Name Description Original Text
Anonymous 245A monstrous evil spirit, is possibly the Devil, who appears in the middle of the night to Stephen Hooper, the entire household, and his bewitched wife Margaret Hooper (who has predicted the devil's arrival). Before it appears, the household hears "a great noise in the street, as if it had beene the comming of foure or five carts." Then, suddenly, upon looking up, Stephen Hooper sees something coming towards the bed, "much like a beare," but without a head or a tail, and much larger in size. At first, Stephen Hooper tries to fight off the monster by throwing a stool at it, but it simply bounces off it as if it were a "feather bed." The monster then turns towards Margaret Hooper, and "strokes her" (or hits her) on the foot three times. It then takes her out of the bed and rolls her around the chamber and under the bed. Finally, the apparition causes Margaret Hooper to put her head between her legs, and rolls her around like a hoop through the house and down the stairs. Her husband does not dare go after at her, but instead weeps to see her carried away. The hall was filled with "an horrible stinke [...] and such fiery flames." Eventually, Margaret Hooper calls out to her husband, claiming the spirit is gone, and she comes up the stairs back to him. Together, with the rest of the household, Stephen and Margaret Hooper pray.and forthwith they heard a great noise in the street, as if it had beene the comming of foure or five carts, and pre|sently they in the chamber cryed out saying, Lord helpe us, what manner of thing is this that commeth here, then her husband looking up in his bed, espyed a thing com|ming to the bed, much like a beare, but it had no head nor taile, halfe a yard in height, and halfe a yard in length, her husband seeing it come to the bed rose up, and tooke a joynt stoole, and strooke at the said thing, the stroke founded as though he had strucken upon a fether-bed, then it came to the woman, and stroke her three times up|on the feet, and tooke her out of the bed, and so rouled her too and fro in the Chamber, and under the bed, the people then present, to the number of seaven persons, were so greatly amazed with this horrible sight, that they knew not what to doe, yet they called still upon God for his assistance, but the candle was so dimme, that they could scarcely see one another, at the last this Monster, which wee supposed to be the Devill, did thrust the wo|mans head betweene her leggs, and so rouled her in a|round compasse, like an hoope through the other Cham|bers, downe an high paire of staires into the Hall, where he kept her the space of a quarter of an house, her hus|band and they in the Chamber above, durst not come downe to her, but remained in prayer, weeping at the stai[...]es head grievously lamenting to see her so carried a|way, there was such an horrible stinke in the Hall, and such fiery flames, that they were glad to stop their noses with cloathes, and napkines, then the woman cryed out calling to her husband, now he is gone, then quoth he in the name of God come up to me, and so even upon the suddaine she was come up so quickly, that they greatly marveiled at it, then they brought her to bed, and foure of them, kept downe the cloathes about the bed, and con|tinued in prayer about her, the candle in the Chamber could not burne cleare, but was very dimme,
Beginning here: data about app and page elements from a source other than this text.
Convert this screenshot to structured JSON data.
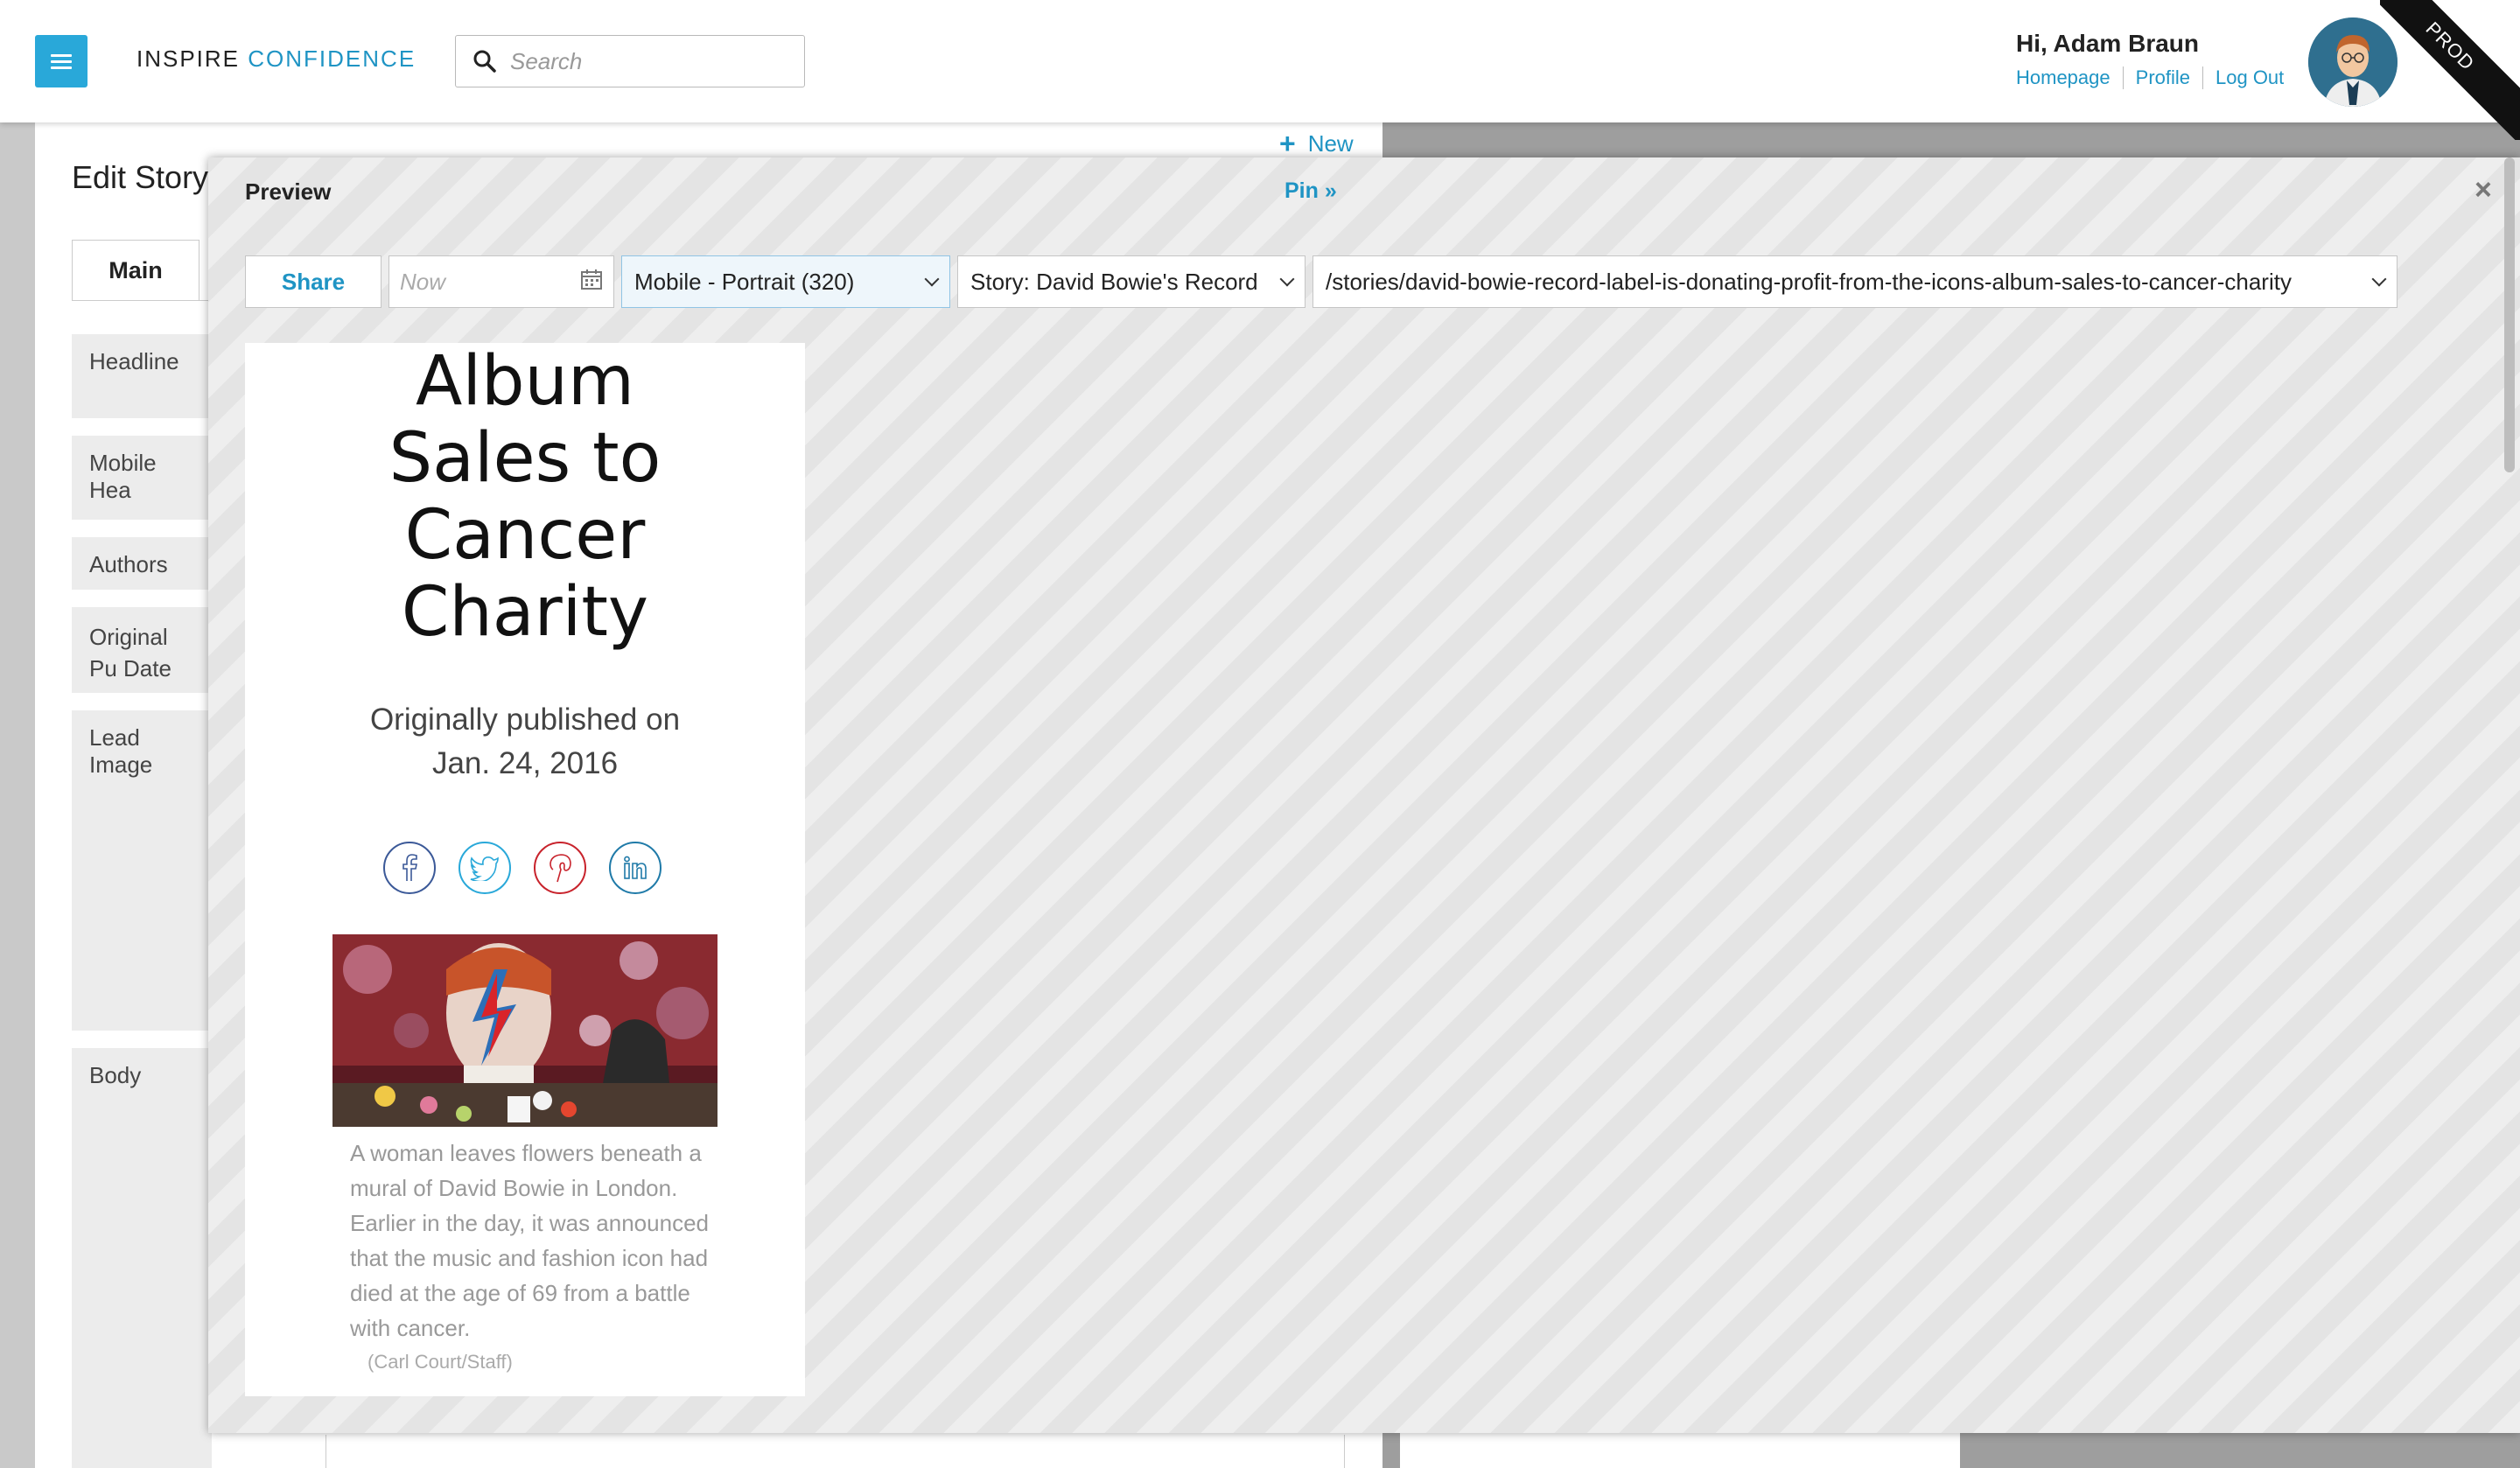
{
  "header": {
    "logo_part1": "INSPIRE",
    "logo_part2": "CONFIDENCE",
    "search_placeholder": "Search",
    "greeting": "Hi, Adam Braun",
    "links": [
      "Homepage",
      "Profile",
      "Log Out"
    ],
    "environment_badge": "PROD"
  },
  "editor": {
    "new_label": "New",
    "title": "Edit Story",
    "tab_main": "Main",
    "fields": [
      "Headline",
      "Mobile Hea",
      "Authors",
      "Original Pu Date",
      "Lead Image",
      "Body"
    ]
  },
  "preview": {
    "title": "Preview",
    "pin_label": "Pin »",
    "close_label": "×",
    "share_label": "Share",
    "date_placeholder": "Now",
    "device_selected": "Mobile - Portrait (320)",
    "story_selected": "Story: David Bowie's Record",
    "path_selected": "/stories/david-bowie-record-label-is-donating-profit-from-the-icons-album-sales-to-cancer-charity",
    "mobile": {
      "headline": "Album Sales to Cancer Charity",
      "published_line1": "Originally published on",
      "published_line2": "Jan. 24, 2016",
      "social_icons": [
        "facebook-icon",
        "twitter-icon",
        "pinterest-icon",
        "linkedin-icon"
      ],
      "image_caption": "A woman leaves flowers beneath a mural of David Bowie in London. Earlier in the day, it was announced that the music and fashion icon had died at the age of 69 from a battle with cancer.",
      "image_credit": "(Carl Court/Staff)"
    }
  },
  "colors": {
    "accent": "#1f94c4",
    "menu_button": "#29a8d9",
    "facebook": "#3b5998",
    "twitter": "#29a8d9",
    "pinterest": "#c8232c",
    "linkedin": "#1f7aa8"
  }
}
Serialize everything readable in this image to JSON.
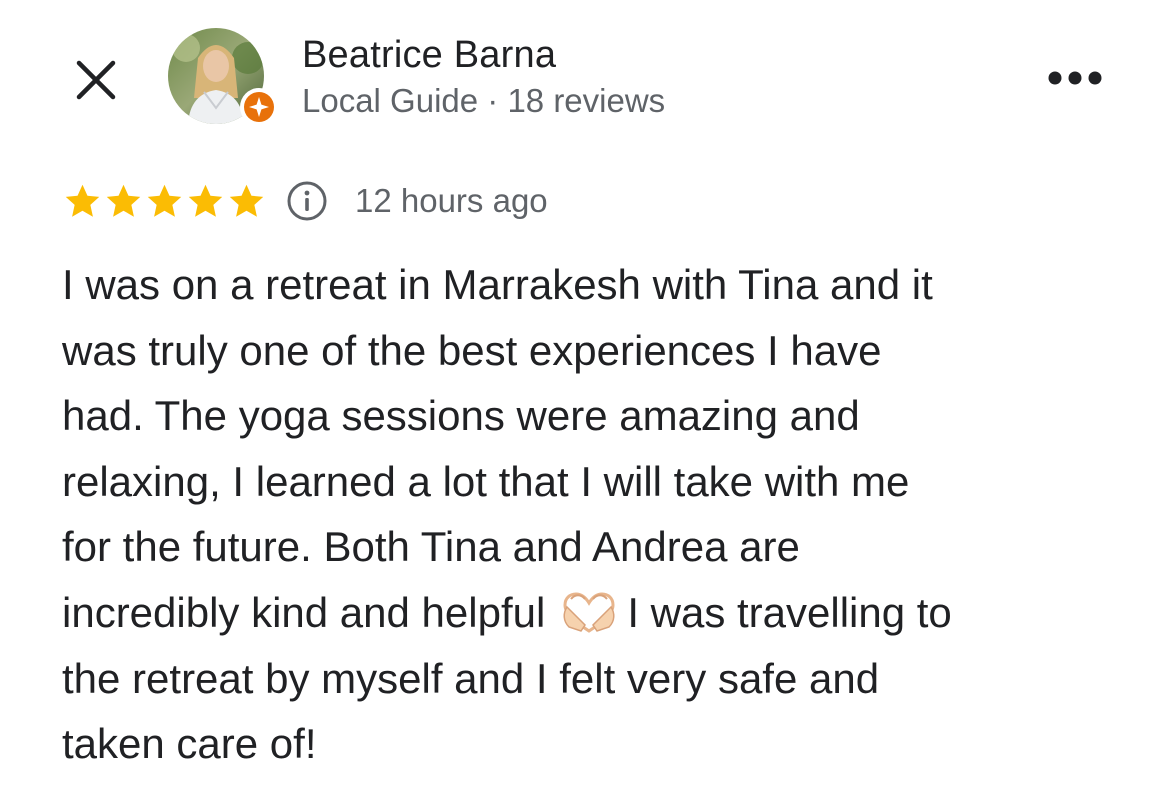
{
  "header": {
    "close_icon": "close-icon",
    "more_icon": "more-horizontal-icon",
    "author": {
      "name": "Beatrice Barna",
      "meta": "Local Guide · 18 reviews",
      "avatar": "avatar-photo",
      "badge_icon": "local-guide-star-icon",
      "badge_color": "#e8710a"
    }
  },
  "rating": {
    "stars": 5,
    "max_stars": 5,
    "star_color": "#fbbc04",
    "info_icon": "info-icon",
    "time_ago": "12 hours ago"
  },
  "review": {
    "lines": [
      "I was on a retreat in Marrakesh with Tina and it",
      "was truly one of the best experiences I have",
      "had. The yoga sessions were amazing and",
      "relaxing, I learned a lot that I will take with me",
      "for the future. Both Tina and Andrea are",
      {
        "before": "incredibly kind and helpful",
        "emoji": "heart-hands-emoji",
        "after": "I was travelling to"
      },
      "the retreat by myself and I felt very safe and",
      "taken care of!"
    ]
  }
}
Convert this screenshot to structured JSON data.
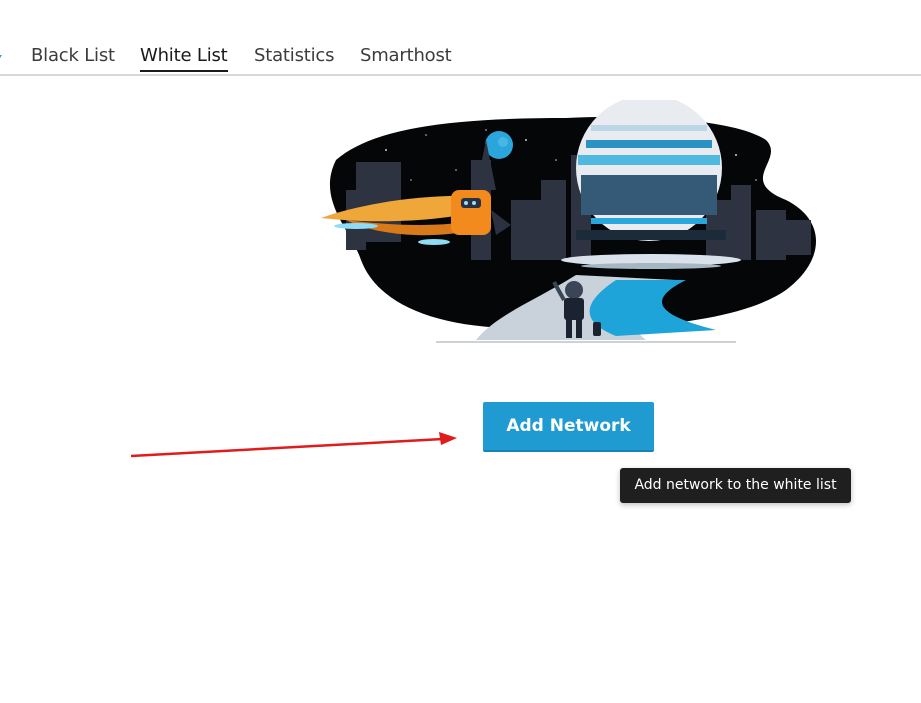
{
  "tabs": [
    {
      "label": "Black List",
      "active": false
    },
    {
      "label": "White List",
      "active": true
    },
    {
      "label": "Statistics",
      "active": false
    },
    {
      "label": "Smarthost",
      "active": false
    }
  ],
  "main": {
    "add_button_label": "Add Network",
    "tooltip_text": "Add network to the white list"
  },
  "colors": {
    "accent": "#1f9bd1",
    "tooltip_bg": "#1f1f1f",
    "annotation_arrow": "#e01b1b",
    "tab_divider": "#d9d9d9"
  },
  "icons": {
    "illustration": "space-city-astronaut-illustration",
    "annotation": "red-arrow-annotation"
  }
}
Appears in:
Anonymous. Most Fearful and Strange News from Durham being a True Relation of one Margaret Hooper of Edenbyres. London: 1641, 3 - 4